*Problem to work on*: Across the listing, tally the lines in which the word "Unit" occurs, then report the tally alone.

———

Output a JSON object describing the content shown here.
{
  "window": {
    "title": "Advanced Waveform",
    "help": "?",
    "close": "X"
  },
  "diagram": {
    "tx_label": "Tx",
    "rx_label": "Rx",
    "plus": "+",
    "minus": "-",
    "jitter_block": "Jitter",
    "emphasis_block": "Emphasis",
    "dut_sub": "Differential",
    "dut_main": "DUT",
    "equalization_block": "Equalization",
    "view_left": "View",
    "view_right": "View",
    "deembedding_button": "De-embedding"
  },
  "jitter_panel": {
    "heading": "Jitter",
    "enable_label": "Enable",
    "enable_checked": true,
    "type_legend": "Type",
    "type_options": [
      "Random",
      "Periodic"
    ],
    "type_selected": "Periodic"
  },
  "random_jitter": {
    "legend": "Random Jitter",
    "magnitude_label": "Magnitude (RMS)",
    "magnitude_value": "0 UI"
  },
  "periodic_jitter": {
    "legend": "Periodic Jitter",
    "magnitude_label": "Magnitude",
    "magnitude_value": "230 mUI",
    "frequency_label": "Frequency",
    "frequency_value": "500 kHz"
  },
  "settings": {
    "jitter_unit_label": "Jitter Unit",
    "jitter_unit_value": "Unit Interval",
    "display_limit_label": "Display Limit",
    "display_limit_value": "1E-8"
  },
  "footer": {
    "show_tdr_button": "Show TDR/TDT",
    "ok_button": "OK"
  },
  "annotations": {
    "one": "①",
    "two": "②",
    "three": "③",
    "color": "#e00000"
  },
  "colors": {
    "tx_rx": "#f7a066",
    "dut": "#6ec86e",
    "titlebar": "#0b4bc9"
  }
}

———

*Response area*: 2